After having the quickest lesson on Anti-E (a relative blood "condition" to rh negative in which the mother's blood attacks the fetuses blood - usually detected around the 20th week of pregnancy with a triple-screen blood test and from then on the mother and baby are closely monitored for signs of severe anemia and fetal death) and a brief description on how it was found in my blood so late in the game (the nurse "accidentally" ran a test on my latest blood draw), it was decided that we were going to be delivering this baby...
"You mean I can't go home, get the boys back from school and..."
Now, this isn't good news for a borderline ecclamptic mother-to-be. I am sure that the doctor could see the numbers on the blood pressure monitor climbing. I called Brett at work and said "well honey, we're having out baby today - do you think you could get someone to cover the rest of your shift?".
The rest of the evening was spent in the hazy euphoria of the hospital. Gowns were donned, funny little plastic hats were worn and needles were inserted in various locations (some to administer fabulous drugs, some to take blood).
We waited and waited for a little "Playmate" cooler to arrive full of special mutant blood for me in case I needed it during the surgery.
My parents took care of getting the boys to our friend's where they would be taken care of and distracted for the evening. They arrived back to the hospital just in time to see me wheeled into the operating room.
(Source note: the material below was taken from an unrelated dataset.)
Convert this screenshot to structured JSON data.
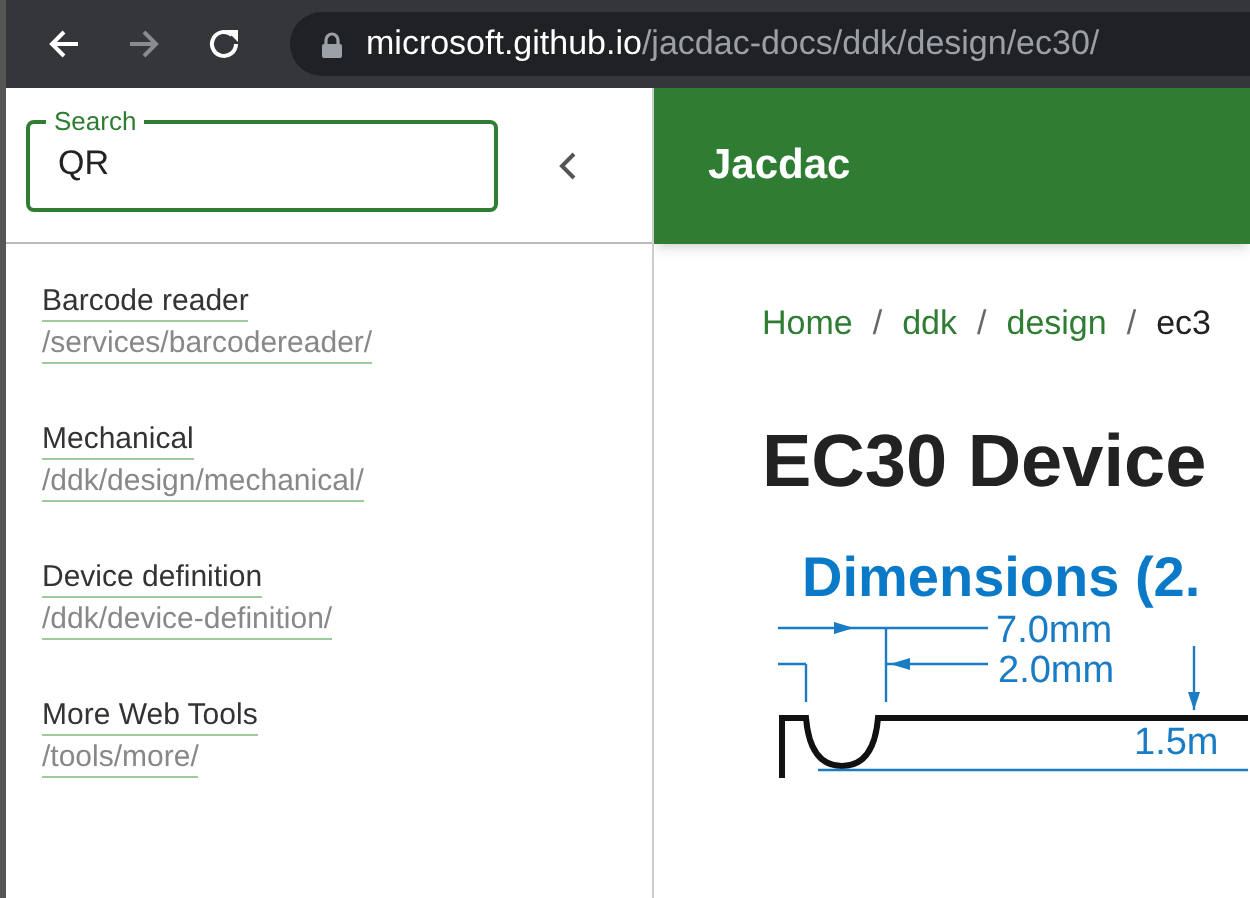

The rest of the story is full of the pain and excitement of a typical c-section. A very loopy mommy lays on a flat surgical table, her arms strapped down away from her body like she might just fly away (and believe me, given the choice, I would have) behind a curtain as blue as the ocean. She feels the discomfort of the "work" her doctors (a team of them now) are performing but gazes in her husband's eyes for reassurance that everything is okay. She wishes he weren't so engrossed with the fact that her insides are lying on the sterile surgical field on the other side of the blue curtain, but that's okay it distracts her for a moment before the big event and any distraction at this point is well-received!
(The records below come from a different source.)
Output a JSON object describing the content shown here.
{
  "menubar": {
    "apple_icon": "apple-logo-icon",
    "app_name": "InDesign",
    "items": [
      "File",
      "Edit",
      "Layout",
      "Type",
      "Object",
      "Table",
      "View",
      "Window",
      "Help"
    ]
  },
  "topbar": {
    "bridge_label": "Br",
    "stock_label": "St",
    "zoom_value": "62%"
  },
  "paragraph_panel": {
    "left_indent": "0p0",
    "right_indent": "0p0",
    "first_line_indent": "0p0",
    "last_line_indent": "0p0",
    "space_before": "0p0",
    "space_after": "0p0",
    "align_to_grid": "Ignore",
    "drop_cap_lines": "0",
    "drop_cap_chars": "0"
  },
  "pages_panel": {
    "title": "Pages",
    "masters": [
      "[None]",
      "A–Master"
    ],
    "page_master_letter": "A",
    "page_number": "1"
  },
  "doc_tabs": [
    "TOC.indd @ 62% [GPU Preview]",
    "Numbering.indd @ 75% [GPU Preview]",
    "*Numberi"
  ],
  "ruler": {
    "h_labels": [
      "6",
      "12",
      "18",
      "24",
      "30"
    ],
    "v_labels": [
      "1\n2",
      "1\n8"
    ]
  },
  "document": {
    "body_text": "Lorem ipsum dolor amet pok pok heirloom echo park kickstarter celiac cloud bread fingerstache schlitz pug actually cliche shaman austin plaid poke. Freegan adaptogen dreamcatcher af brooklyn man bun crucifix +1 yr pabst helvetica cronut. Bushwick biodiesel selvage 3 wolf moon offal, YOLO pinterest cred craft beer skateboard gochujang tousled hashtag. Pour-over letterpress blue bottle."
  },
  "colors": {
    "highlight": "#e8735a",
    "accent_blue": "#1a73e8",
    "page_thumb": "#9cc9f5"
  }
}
And just like that, a flurry of excitement and a wriggling, red, screaming baby girl is lifted up above the curtain so I could get a look at her. "She's beautiful" is echoed by every person in the room and the tears drip from the corners of my eyes as she is taken a few feet away from me to be cleaned up, weighed and examined.
A few minutes (possibly many, it is hard for me to recall as I was not wearing a watch and likely was unable to even read the giant clock in the operating room due to those fabulous pharmaceuticals) passed and Katie was bundled up and handed to Brett. At which point the power of her hold on her Daddy was forever cemented upon his heart.
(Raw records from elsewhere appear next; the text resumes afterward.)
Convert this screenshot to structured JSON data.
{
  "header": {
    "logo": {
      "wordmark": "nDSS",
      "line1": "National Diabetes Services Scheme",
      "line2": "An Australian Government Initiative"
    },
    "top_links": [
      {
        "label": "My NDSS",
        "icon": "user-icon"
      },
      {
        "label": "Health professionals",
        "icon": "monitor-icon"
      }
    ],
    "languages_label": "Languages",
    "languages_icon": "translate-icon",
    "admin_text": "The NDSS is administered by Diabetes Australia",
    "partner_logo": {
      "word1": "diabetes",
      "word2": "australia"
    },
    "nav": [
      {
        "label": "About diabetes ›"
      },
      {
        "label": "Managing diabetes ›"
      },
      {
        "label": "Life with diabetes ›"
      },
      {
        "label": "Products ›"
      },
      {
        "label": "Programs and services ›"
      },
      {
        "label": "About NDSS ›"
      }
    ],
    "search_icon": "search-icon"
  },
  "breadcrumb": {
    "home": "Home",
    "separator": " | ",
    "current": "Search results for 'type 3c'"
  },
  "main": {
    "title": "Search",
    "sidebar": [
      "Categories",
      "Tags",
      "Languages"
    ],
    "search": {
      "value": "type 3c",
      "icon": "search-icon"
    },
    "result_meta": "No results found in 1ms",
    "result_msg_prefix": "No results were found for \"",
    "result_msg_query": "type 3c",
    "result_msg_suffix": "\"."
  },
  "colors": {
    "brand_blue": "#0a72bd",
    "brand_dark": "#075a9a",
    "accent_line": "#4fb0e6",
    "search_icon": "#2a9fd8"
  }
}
I peered at her beautiful face as he held her before me. I breathed in her smell, her newness was intoxicating. I wished I could wrap her in my arms at that moment, but I still had some work to be done, so I had to wait as Daddy brought her out to meet her grandparents.
Later on we were returned to our room, where I could inspect every inch of her. Nothing can compare.
In spite of a lot of complications following her birth (we got to go back to the hospital and stay for 5 more days while mommy enjoyed the magnesium treatment and half-hourly checks for stroke symptoms due to her extremely high post-birth blood pressure), getting to know my new little girl was an extraordinary time. I could not wait to get home and return to normal (which didn't happen soon enough - I had to go home on blood pressure medicine which completely wigged me out, and I wasn't allowed to have too much stimulation or excitement, a bit of an oxymoronic situation if you ask me - I just had a baby and I can't be excited?).
But after my body was done rebelling against what had just happened, and the colic died down, I discovered that I had, right there in my hand, the most perfect little girl in the whole world.
And today, she is three years-old!
"We are together, my child and I. Mother and child, yes, but sisters really, against whatever denies us all that we are."
Happy Birthday Katie!